--- START ---
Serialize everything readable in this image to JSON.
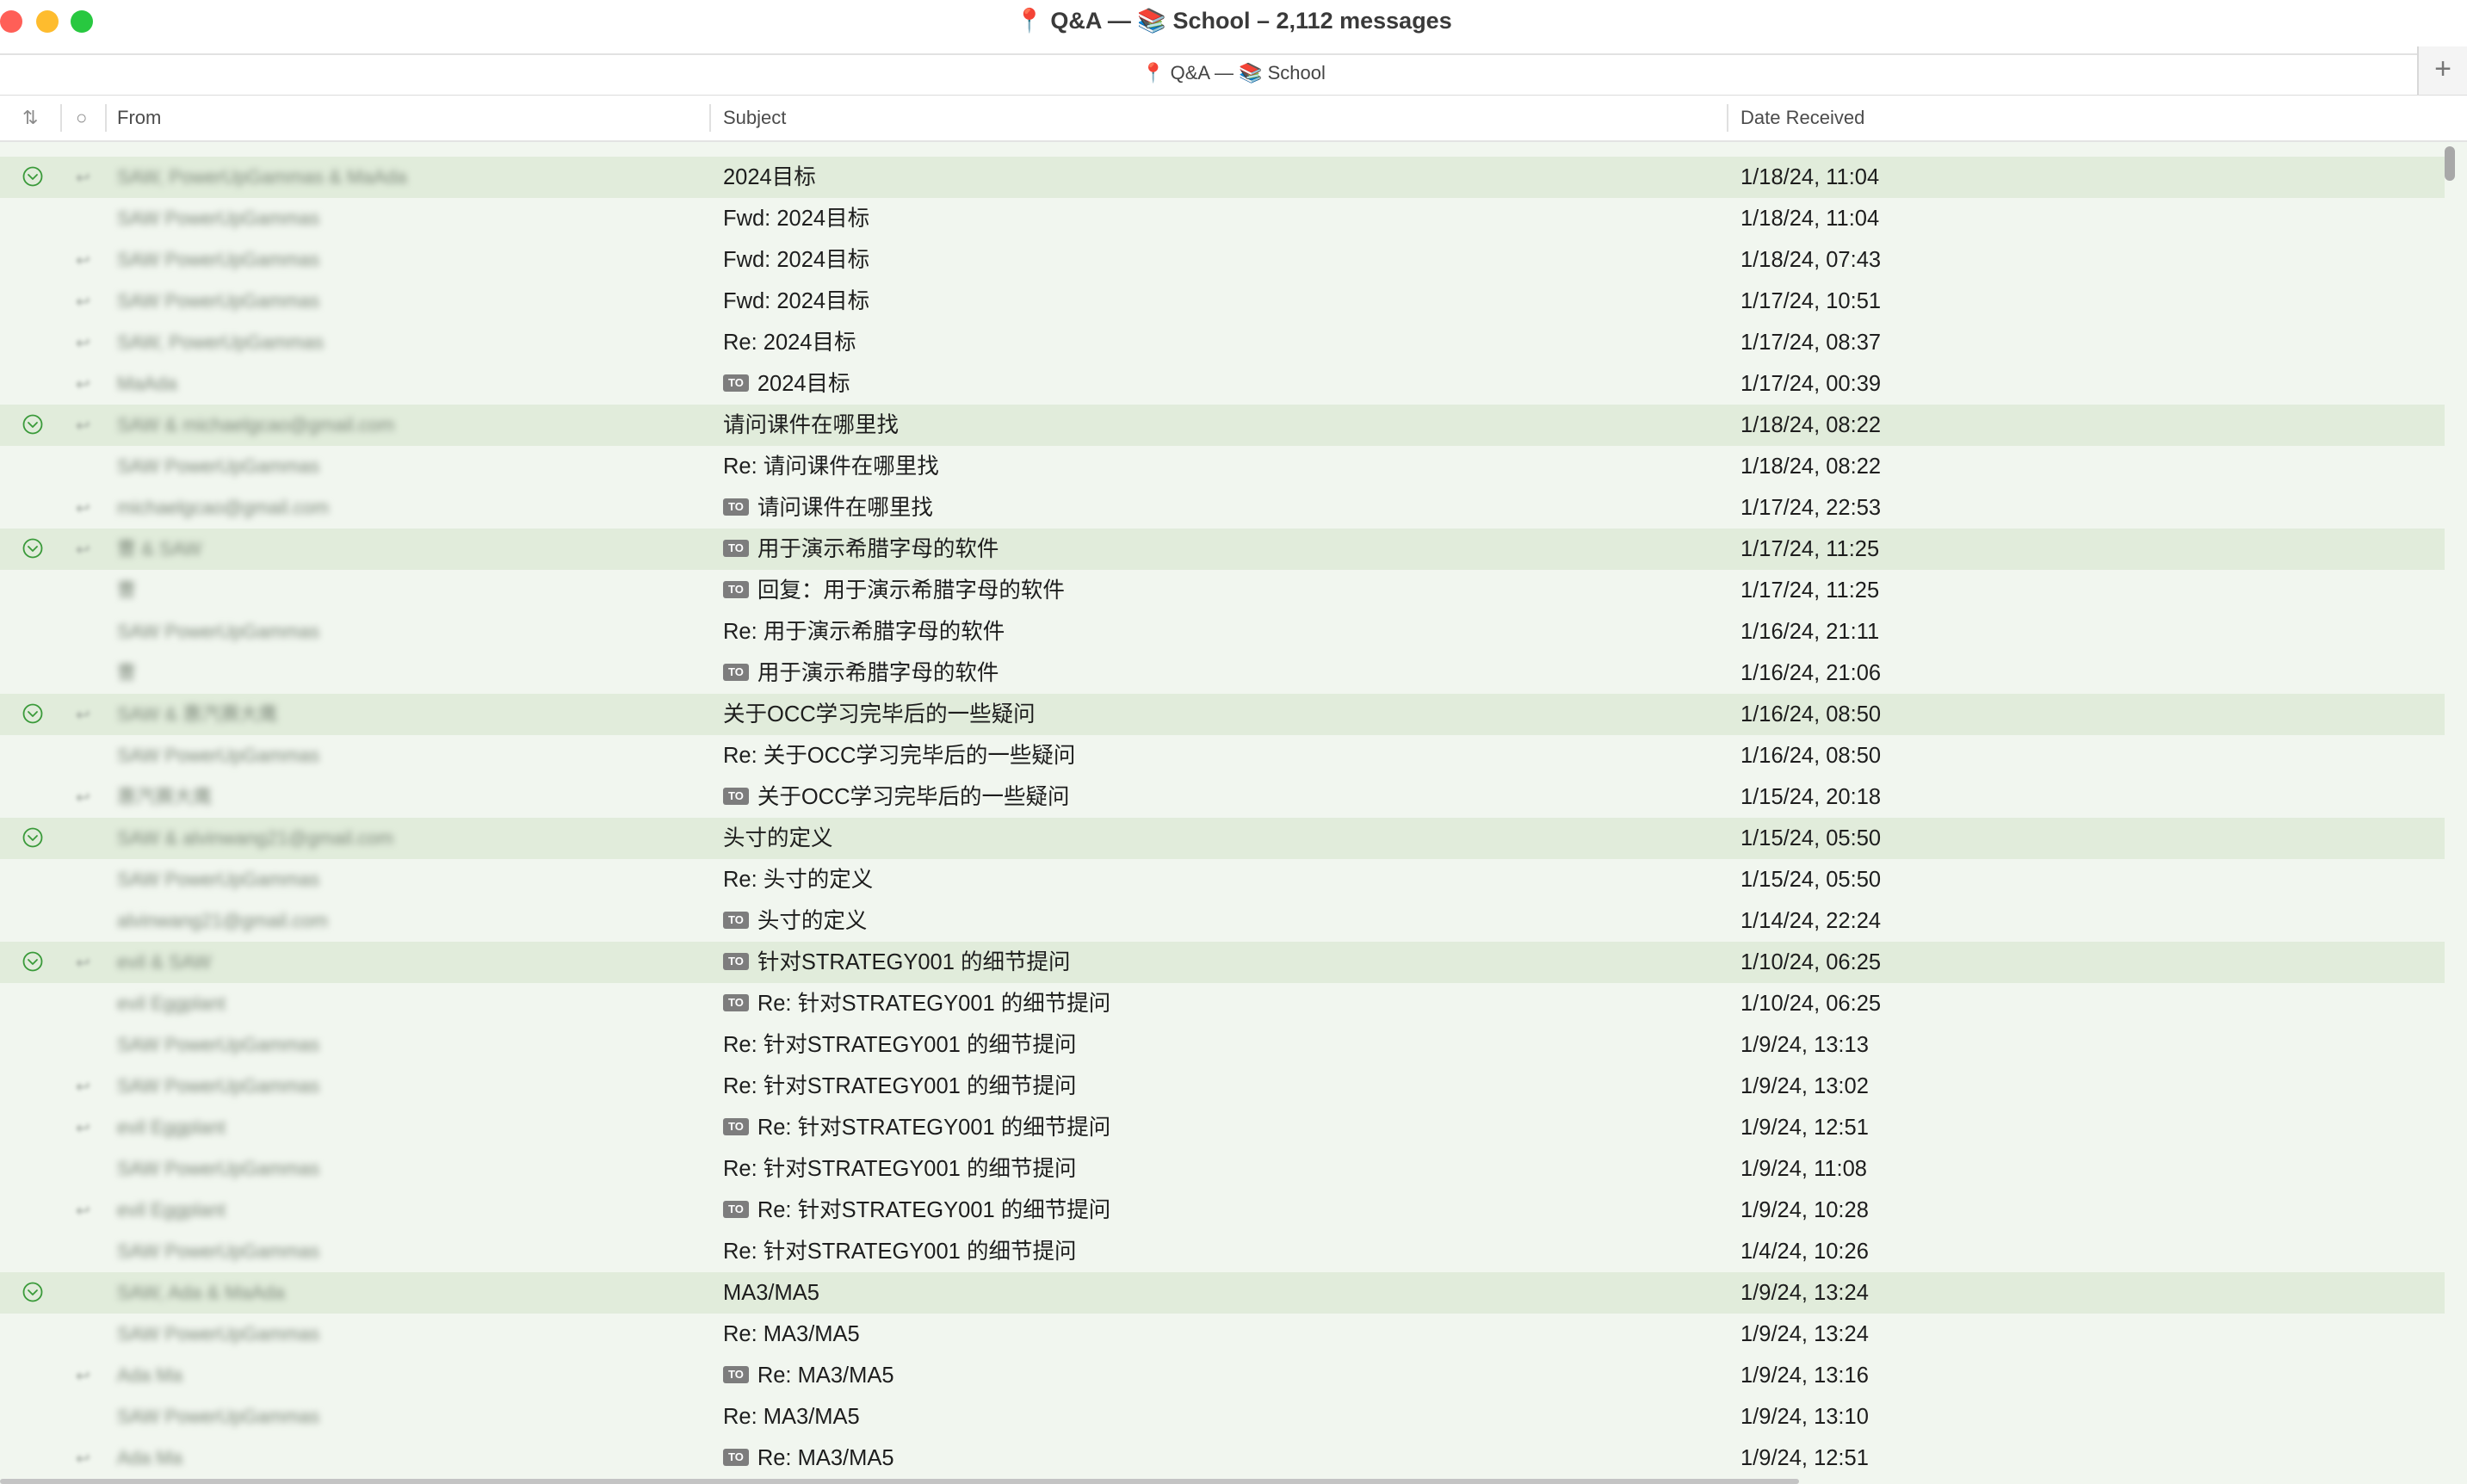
{
  "window": {
    "title": "📍 Q&A — 📚 School – 2,112 messages",
    "tab_label": "📍 Q&A — 📚 School",
    "add_tab_icon": "plus-icon",
    "traffic_lights": [
      "#ff5f57",
      "#febc2e",
      "#28c840"
    ]
  },
  "columns": {
    "sort_icon": "⇅",
    "status_icon": "○",
    "from": "From",
    "subject": "Subject",
    "date": "Date Received"
  },
  "colors": {
    "thread_row": "#e1ecdb",
    "chevron": "#3a9a3a",
    "to_badge": "#7d7d7d"
  },
  "rows": [
    {
      "thread": true,
      "reply": true,
      "from": "SAW, PowerUpGammas & MaAda",
      "to": false,
      "subject": "2024目标",
      "date": "1/18/24, 11:04"
    },
    {
      "thread": false,
      "reply": false,
      "from": "SAW PowerUpGammas",
      "to": false,
      "subject": "Fwd: 2024目标",
      "date": "1/18/24, 11:04"
    },
    {
      "thread": false,
      "reply": true,
      "from": "SAW PowerUpGammas",
      "to": false,
      "subject": "Fwd: 2024目标",
      "date": "1/18/24, 07:43"
    },
    {
      "thread": false,
      "reply": true,
      "from": "SAW PowerUpGammas",
      "to": false,
      "subject": "Fwd: 2024目标",
      "date": "1/17/24, 10:51"
    },
    {
      "thread": false,
      "reply": true,
      "from": "SAW, PowerUpGammas",
      "to": false,
      "subject": "Re: 2024目标",
      "date": "1/17/24, 08:37"
    },
    {
      "thread": false,
      "reply": true,
      "from": "MaAda",
      "to": true,
      "subject": "2024目标",
      "date": "1/17/24, 00:39"
    },
    {
      "thread": true,
      "reply": true,
      "from": "SAW & michaelgcao@gmail.com",
      "to": false,
      "subject": "请问课件在哪里找",
      "date": "1/18/24, 08:22"
    },
    {
      "thread": false,
      "reply": false,
      "from": "SAW PowerUpGammas",
      "to": false,
      "subject": "Re: 请问课件在哪里找",
      "date": "1/18/24, 08:22"
    },
    {
      "thread": false,
      "reply": true,
      "from": "michaelgcao@gmail.com",
      "to": true,
      "subject": "请问课件在哪里找",
      "date": "1/17/24, 22:53"
    },
    {
      "thread": true,
      "reply": true,
      "from": "曹 & SAW",
      "to": true,
      "subject": "用于演示希腊字母的软件",
      "date": "1/17/24, 11:25"
    },
    {
      "thread": false,
      "reply": false,
      "from": "曹",
      "to": true,
      "subject": "回复：用于演示希腊字母的软件",
      "date": "1/17/24, 11:25"
    },
    {
      "thread": false,
      "reply": false,
      "from": "SAW PowerUpGammas",
      "to": false,
      "subject": "Re: 用于演示希腊字母的软件",
      "date": "1/16/24, 21:11"
    },
    {
      "thread": false,
      "reply": false,
      "from": "曹",
      "to": true,
      "subject": "用于演示希腊字母的软件",
      "date": "1/16/24, 21:06"
    },
    {
      "thread": true,
      "reply": true,
      "from": "SAW & 惠汽赛大鹰",
      "to": false,
      "subject": "关于OCC学习完毕后的一些疑问",
      "date": "1/16/24, 08:50"
    },
    {
      "thread": false,
      "reply": false,
      "from": "SAW PowerUpGammas",
      "to": false,
      "subject": "Re: 关于OCC学习完毕后的一些疑问",
      "date": "1/16/24, 08:50"
    },
    {
      "thread": false,
      "reply": true,
      "from": "惠汽赛大鹰",
      "to": true,
      "subject": "关于OCC学习完毕后的一些疑问",
      "date": "1/15/24, 20:18"
    },
    {
      "thread": true,
      "reply": false,
      "from": "SAW & alvinwang21@gmail.com",
      "to": false,
      "subject": "头寸的定义",
      "date": "1/15/24, 05:50"
    },
    {
      "thread": false,
      "reply": false,
      "from": "SAW PowerUpGammas",
      "to": false,
      "subject": "Re: 头寸的定义",
      "date": "1/15/24, 05:50"
    },
    {
      "thread": false,
      "reply": false,
      "from": "alvinwang21@gmail.com",
      "to": true,
      "subject": "头寸的定义",
      "date": "1/14/24, 22:24"
    },
    {
      "thread": true,
      "reply": true,
      "from": "evil & SAW",
      "to": true,
      "subject": "针对STRATEGY001 的细节提问",
      "date": "1/10/24, 06:25"
    },
    {
      "thread": false,
      "reply": false,
      "from": "evil Eggplant",
      "to": true,
      "subject": "Re: 针对STRATEGY001 的细节提问",
      "date": "1/10/24, 06:25"
    },
    {
      "thread": false,
      "reply": false,
      "from": "SAW PowerUpGammas",
      "to": false,
      "subject": "Re: 针对STRATEGY001 的细节提问",
      "date": "1/9/24, 13:13"
    },
    {
      "thread": false,
      "reply": true,
      "from": "SAW PowerUpGammas",
      "to": false,
      "subject": "Re: 针对STRATEGY001 的细节提问",
      "date": "1/9/24, 13:02"
    },
    {
      "thread": false,
      "reply": true,
      "from": "evil Eggplant",
      "to": true,
      "subject": "Re: 针对STRATEGY001 的细节提问",
      "date": "1/9/24, 12:51"
    },
    {
      "thread": false,
      "reply": false,
      "from": "SAW PowerUpGammas",
      "to": false,
      "subject": "Re: 针对STRATEGY001 的细节提问",
      "date": "1/9/24, 11:08"
    },
    {
      "thread": false,
      "reply": true,
      "from": "evil Eggplant",
      "to": true,
      "subject": "Re: 针对STRATEGY001 的细节提问",
      "date": "1/9/24, 10:28"
    },
    {
      "thread": false,
      "reply": false,
      "from": "SAW PowerUpGammas",
      "to": false,
      "subject": "Re: 针对STRATEGY001 的细节提问",
      "date": "1/4/24, 10:26"
    },
    {
      "thread": true,
      "reply": false,
      "from": "SAW, Ada & MaAda",
      "to": false,
      "subject": "MA3/MA5",
      "date": "1/9/24, 13:24"
    },
    {
      "thread": false,
      "reply": false,
      "from": "SAW PowerUpGammas",
      "to": false,
      "subject": "Re: MA3/MA5",
      "date": "1/9/24, 13:24"
    },
    {
      "thread": false,
      "reply": true,
      "from": "Ada Ma",
      "to": true,
      "subject": "Re: MA3/MA5",
      "date": "1/9/24, 13:16"
    },
    {
      "thread": false,
      "reply": false,
      "from": "SAW PowerUpGammas",
      "to": false,
      "subject": "Re: MA3/MA5",
      "date": "1/9/24, 13:10"
    },
    {
      "thread": false,
      "reply": true,
      "from": "Ada Ma",
      "to": true,
      "subject": "Re: MA3/MA5",
      "date": "1/9/24, 12:51"
    }
  ]
}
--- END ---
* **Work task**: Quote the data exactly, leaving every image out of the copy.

* **Solution for this exercise**:
Serialize everything readable in this image to JSON.
{
  "window": {
    "title": "📍 Q&A — 📚 School – 2,112 messages",
    "tab_label": "📍 Q&A — 📚 School",
    "add_tab_icon": "plus-icon",
    "traffic_lights": [
      "#ff5f57",
      "#febc2e",
      "#28c840"
    ]
  },
  "columns": {
    "sort_icon": "⇅",
    "status_icon": "○",
    "from": "From",
    "subject": "Subject",
    "date": "Date Received"
  },
  "colors": {
    "thread_row": "#e1ecdb",
    "chevron": "#3a9a3a",
    "to_badge": "#7d7d7d"
  },
  "rows": [
    {
      "thread": true,
      "reply": true,
      "from": "SAW, PowerUpGammas & MaAda",
      "to": false,
      "subject": "2024目标",
      "date": "1/18/24, 11:04"
    },
    {
      "thread": false,
      "reply": false,
      "from": "SAW PowerUpGammas",
      "to": false,
      "subject": "Fwd: 2024目标",
      "date": "1/18/24, 11:04"
    },
    {
      "thread": false,
      "reply": true,
      "from": "SAW PowerUpGammas",
      "to": false,
      "subject": "Fwd: 2024目标",
      "date": "1/18/24, 07:43"
    },
    {
      "thread": false,
      "reply": true,
      "from": "SAW PowerUpGammas",
      "to": false,
      "subject": "Fwd: 2024目标",
      "date": "1/17/24, 10:51"
    },
    {
      "thread": false,
      "reply": true,
      "from": "SAW, PowerUpGammas",
      "to": false,
      "subject": "Re: 2024目标",
      "date": "1/17/24, 08:37"
    },
    {
      "thread": false,
      "reply": true,
      "from": "MaAda",
      "to": true,
      "subject": "2024目标",
      "date": "1/17/24, 00:39"
    },
    {
      "thread": true,
      "reply": true,
      "from": "SAW & michaelgcao@gmail.com",
      "to": false,
      "subject": "请问课件在哪里找",
      "date": "1/18/24, 08:22"
    },
    {
      "thread": false,
      "reply": false,
      "from": "SAW PowerUpGammas",
      "to": false,
      "subject": "Re: 请问课件在哪里找",
      "date": "1/18/24, 08:22"
    },
    {
      "thread": false,
      "reply": true,
      "from": "michaelgcao@gmail.com",
      "to": true,
      "subject": "请问课件在哪里找",
      "date": "1/17/24, 22:53"
    },
    {
      "thread": true,
      "reply": true,
      "from": "曹 & SAW",
      "to": true,
      "subject": "用于演示希腊字母的软件",
      "date": "1/17/24, 11:25"
    },
    {
      "thread": false,
      "reply": false,
      "from": "曹",
      "to": true,
      "subject": "回复：用于演示希腊字母的软件",
      "date": "1/17/24, 11:25"
    },
    {
      "thread": false,
      "reply": false,
      "from": "SAW PowerUpGammas",
      "to": false,
      "subject": "Re: 用于演示希腊字母的软件",
      "date": "1/16/24, 21:11"
    },
    {
      "thread": false,
      "reply": false,
      "from": "曹",
      "to": true,
      "subject": "用于演示希腊字母的软件",
      "date": "1/16/24, 21:06"
    },
    {
      "thread": true,
      "reply": true,
      "from": "SAW & 惠汽赛大鹰",
      "to": false,
      "subject": "关于OCC学习完毕后的一些疑问",
      "date": "1/16/24, 08:50"
    },
    {
      "thread": false,
      "reply": false,
      "from": "SAW PowerUpGammas",
      "to": false,
      "subject": "Re: 关于OCC学习完毕后的一些疑问",
      "date": "1/16/24, 08:50"
    },
    {
      "thread": false,
      "reply": true,
      "from": "惠汽赛大鹰",
      "to": true,
      "subject": "关于OCC学习完毕后的一些疑问",
      "date": "1/15/24, 20:18"
    },
    {
      "thread": true,
      "reply": false,
      "from": "SAW & alvinwang21@gmail.com",
      "to": false,
      "subject": "头寸的定义",
      "date": "1/15/24, 05:50"
    },
    {
      "thread": false,
      "reply": false,
      "from": "SAW PowerUpGammas",
      "to": false,
      "subject": "Re: 头寸的定义",
      "date": "1/15/24, 05:50"
    },
    {
      "thread": false,
      "reply": false,
      "from": "alvinwang21@gmail.com",
      "to": true,
      "subject": "头寸的定义",
      "date": "1/14/24, 22:24"
    },
    {
      "thread": true,
      "reply": true,
      "from": "evil & SAW",
      "to": true,
      "subject": "针对STRATEGY001 的细节提问",
      "date": "1/10/24, 06:25"
    },
    {
      "thread": false,
      "reply": false,
      "from": "evil Eggplant",
      "to": true,
      "subject": "Re: 针对STRATEGY001 的细节提问",
      "date": "1/10/24, 06:25"
    },
    {
      "thread": false,
      "reply": false,
      "from": "SAW PowerUpGammas",
      "to": false,
      "subject": "Re: 针对STRATEGY001 的细节提问",
      "date": "1/9/24, 13:13"
    },
    {
      "thread": false,
      "reply": true,
      "from": "SAW PowerUpGammas",
      "to": false,
      "subject": "Re: 针对STRATEGY001 的细节提问",
      "date": "1/9/24, 13:02"
    },
    {
      "thread": false,
      "reply": true,
      "from": "evil Eggplant",
      "to": true,
      "subject": "Re: 针对STRATEGY001 的细节提问",
      "date": "1/9/24, 12:51"
    },
    {
      "thread": false,
      "reply": false,
      "from": "SAW PowerUpGammas",
      "to": false,
      "subject": "Re: 针对STRATEGY001 的细节提问",
      "date": "1/9/24, 11:08"
    },
    {
      "thread": false,
      "reply": true,
      "from": "evil Eggplant",
      "to": true,
      "subject": "Re: 针对STRATEGY001 的细节提问",
      "date": "1/9/24, 10:28"
    },
    {
      "thread": false,
      "reply": false,
      "from": "SAW PowerUpGammas",
      "to": false,
      "subject": "Re: 针对STRATEGY001 的细节提问",
      "date": "1/4/24, 10:26"
    },
    {
      "thread": true,
      "reply": false,
      "from": "SAW, Ada & MaAda",
      "to": false,
      "subject": "MA3/MA5",
      "date": "1/9/24, 13:24"
    },
    {
      "thread": false,
      "reply": false,
      "from": "SAW PowerUpGammas",
      "to": false,
      "subject": "Re: MA3/MA5",
      "date": "1/9/24, 13:24"
    },
    {
      "thread": false,
      "reply": true,
      "from": "Ada Ma",
      "to": true,
      "subject": "Re: MA3/MA5",
      "date": "1/9/24, 13:16"
    },
    {
      "thread": false,
      "reply": false,
      "from": "SAW PowerUpGammas",
      "to": false,
      "subject": "Re: MA3/MA5",
      "date": "1/9/24, 13:10"
    },
    {
      "thread": false,
      "reply": true,
      "from": "Ada Ma",
      "to": true,
      "subject": "Re: MA3/MA5",
      "date": "1/9/24, 12:51"
    }
  ]
}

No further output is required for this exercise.